WORK TO COMPLETE> In how many lines of the listing below does "title" appear? Give only the figure.

DATA TO EXAMINE>

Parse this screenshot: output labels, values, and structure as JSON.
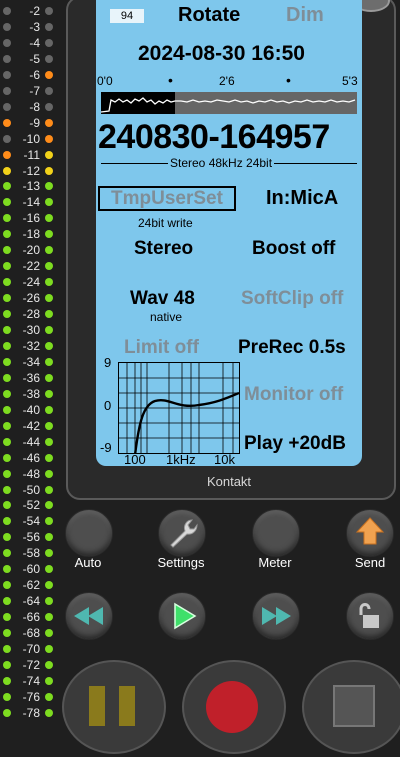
{
  "meter": {
    "labels": [
      "-2",
      "-3",
      "-4",
      "-5",
      "-6",
      "-7",
      "-8",
      "-9",
      "-10",
      "-11",
      "-12",
      "-13",
      "-14",
      "-16",
      "-18",
      "-20",
      "-22",
      "-24",
      "-26",
      "-28",
      "-30",
      "-32",
      "-34",
      "-36",
      "-38",
      "-40",
      "-42",
      "-44",
      "-46",
      "-48",
      "-50",
      "-52",
      "-54",
      "-56",
      "-58",
      "-60",
      "-62",
      "-64",
      "-66",
      "-68",
      "-70",
      "-72",
      "-74",
      "-76",
      "-78"
    ],
    "colors": {
      "off": "#666666",
      "orange": "#ff8c1a",
      "yellow": "#f2d21a",
      "green": "#7edc20"
    }
  },
  "screen": {
    "badge": "94",
    "rotate": "Rotate",
    "dim": "Dim",
    "datetime": "2024-08-30  16:50",
    "timeline": {
      "start": "0'0",
      "mid": "2'6",
      "end": "5'3"
    },
    "progress_fraction": 0.29,
    "filename": "240830-164957",
    "format": "Stereo 48kHz 24bit",
    "preset": "TmpUserSet",
    "preset_sub": "24bit write",
    "input": "In:MicA",
    "channels": "Stereo",
    "boost": "Boost off",
    "file_type": "Wav 48",
    "file_type_sub": "native",
    "softclip": "SoftClip off",
    "limit": "Limit off",
    "prerec": "PreRec 0.5s",
    "monitor": "Monitor off",
    "play": "Play +20dB",
    "eq": {
      "y_labels": [
        "9",
        "0",
        "-9"
      ],
      "x_labels": [
        "100",
        "1kHz",
        "10k"
      ]
    }
  },
  "device_label": "Kontakt",
  "buttons": {
    "auto": "Auto",
    "settings": "Settings",
    "meter": "Meter",
    "send": "Send"
  }
}
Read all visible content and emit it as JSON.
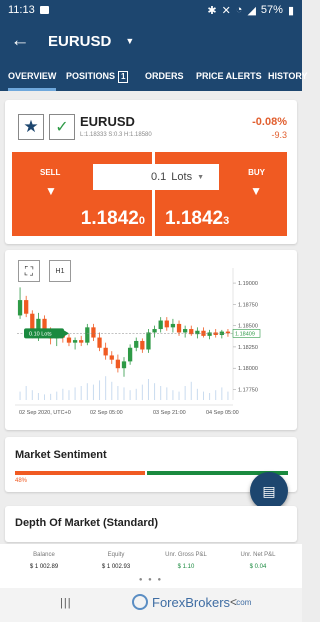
{
  "status": {
    "time": "11:13",
    "battery": "57%"
  },
  "header": {
    "back_icon": "arrow-left-icon",
    "title": "EURUSD"
  },
  "tabs": [
    {
      "label": "OVERVIEW",
      "active": true
    },
    {
      "label": "POSITIONS",
      "badge": "1"
    },
    {
      "label": "ORDERS"
    },
    {
      "label": "PRICE ALERTS"
    },
    {
      "label": "HISTORY"
    }
  ],
  "quote": {
    "symbol": "EURUSD",
    "subinfo": "L:1.18333   S:0.3   H:1.18580",
    "change_pct": "-0.08%",
    "change_pips": "-9.3",
    "sell_label": "SELL",
    "buy_label": "BUY",
    "sell_price": "1.1842",
    "sell_pip": "0",
    "buy_price": "1.1842",
    "buy_pip": "3",
    "lots_value": "0.1",
    "lots_unit": "Lots"
  },
  "chart_controls": {
    "timeframe": "H1",
    "position_tag": "0.10 Lots"
  },
  "chart_data": {
    "type": "candlestick",
    "title": "",
    "y_ticks": [
      "1.19000",
      "1.18750",
      "1.18500",
      "1.18250",
      "1.18000",
      "1.17750"
    ],
    "x_ticks": [
      "02 Sep 2020, UTC+0",
      "02 Sep 05:00",
      "03 Sep 21:00",
      "04 Sep 05:00"
    ],
    "current_price": "1.18409",
    "ylim": [
      1.1765,
      1.1913
    ],
    "colors": {
      "up": "#2e9a46",
      "down": "#f05a22"
    },
    "candles": [
      [
        1.1862,
        1.1895,
        1.1858,
        1.188
      ],
      [
        1.188,
        1.1885,
        1.186,
        1.1864
      ],
      [
        1.1864,
        1.1868,
        1.1835,
        1.184
      ],
      [
        1.184,
        1.1865,
        1.1832,
        1.1858
      ],
      [
        1.1858,
        1.1862,
        1.1836,
        1.1842
      ],
      [
        1.1842,
        1.1848,
        1.1828,
        1.1835
      ],
      [
        1.1835,
        1.1843,
        1.1826,
        1.1838
      ],
      [
        1.1838,
        1.1844,
        1.183,
        1.1836
      ],
      [
        1.1836,
        1.184,
        1.1826,
        1.183
      ],
      [
        1.183,
        1.1836,
        1.1822,
        1.1833
      ],
      [
        1.1833,
        1.1838,
        1.1826,
        1.183
      ],
      [
        1.183,
        1.1852,
        1.1827,
        1.1848
      ],
      [
        1.1848,
        1.1852,
        1.1832,
        1.1836
      ],
      [
        1.1836,
        1.1842,
        1.182,
        1.1824
      ],
      [
        1.1824,
        1.183,
        1.181,
        1.1815
      ],
      [
        1.1815,
        1.182,
        1.1805,
        1.181
      ],
      [
        1.181,
        1.1816,
        1.1795,
        1.18
      ],
      [
        1.18,
        1.1813,
        1.179,
        1.1808
      ],
      [
        1.1808,
        1.1828,
        1.1804,
        1.1824
      ],
      [
        1.1824,
        1.1836,
        1.182,
        1.1832
      ],
      [
        1.1832,
        1.1835,
        1.1818,
        1.1822
      ],
      [
        1.1822,
        1.1846,
        1.1818,
        1.1842
      ],
      [
        1.1842,
        1.185,
        1.1836,
        1.1846
      ],
      [
        1.1846,
        1.186,
        1.1842,
        1.1856
      ],
      [
        1.1856,
        1.186,
        1.1844,
        1.1848
      ],
      [
        1.1848,
        1.1858,
        1.1842,
        1.1852
      ],
      [
        1.1852,
        1.1856,
        1.1838,
        1.1842
      ],
      [
        1.1842,
        1.185,
        1.1836,
        1.1846
      ],
      [
        1.1846,
        1.185,
        1.1838,
        1.184
      ],
      [
        1.184,
        1.1848,
        1.1835,
        1.1844
      ],
      [
        1.1844,
        1.1848,
        1.1836,
        1.1838
      ],
      [
        1.1838,
        1.1845,
        1.1834,
        1.1842
      ],
      [
        1.1842,
        1.1846,
        1.1836,
        1.1839
      ],
      [
        1.1839,
        1.1845,
        1.1835,
        1.1843
      ],
      [
        1.1843,
        1.1846,
        1.1837,
        1.1841
      ]
    ],
    "volumes": [
      0.3,
      0.5,
      0.35,
      0.25,
      0.2,
      0.22,
      0.3,
      0.4,
      0.35,
      0.45,
      0.5,
      0.6,
      0.55,
      0.7,
      0.85,
      0.65,
      0.5,
      0.45,
      0.35,
      0.4,
      0.55,
      0.75,
      0.6,
      0.5,
      0.45,
      0.35,
      0.3,
      0.5,
      0.65,
      0.4,
      0.3,
      0.25,
      0.35,
      0.45,
      0.3
    ]
  },
  "sentiment": {
    "title": "Market Sentiment",
    "sell_pct": "48%",
    "sell_value": 48,
    "buy_value": 52
  },
  "depth": {
    "title": "Depth Of Market (Standard)"
  },
  "account": [
    {
      "label": "Balance",
      "value": "$ 1 002.89",
      "green": false
    },
    {
      "label": "Equity",
      "value": "$ 1 002.93",
      "green": false
    },
    {
      "label": "Unr. Gross P&L",
      "value": "$ 1.10",
      "green": true
    },
    {
      "label": "Unr. Net P&L",
      "value": "$ 0.04",
      "green": true
    }
  ],
  "watermark": {
    "brand": "ForexBrokers",
    "tld": ".com"
  }
}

OUTPUT BELOW> 4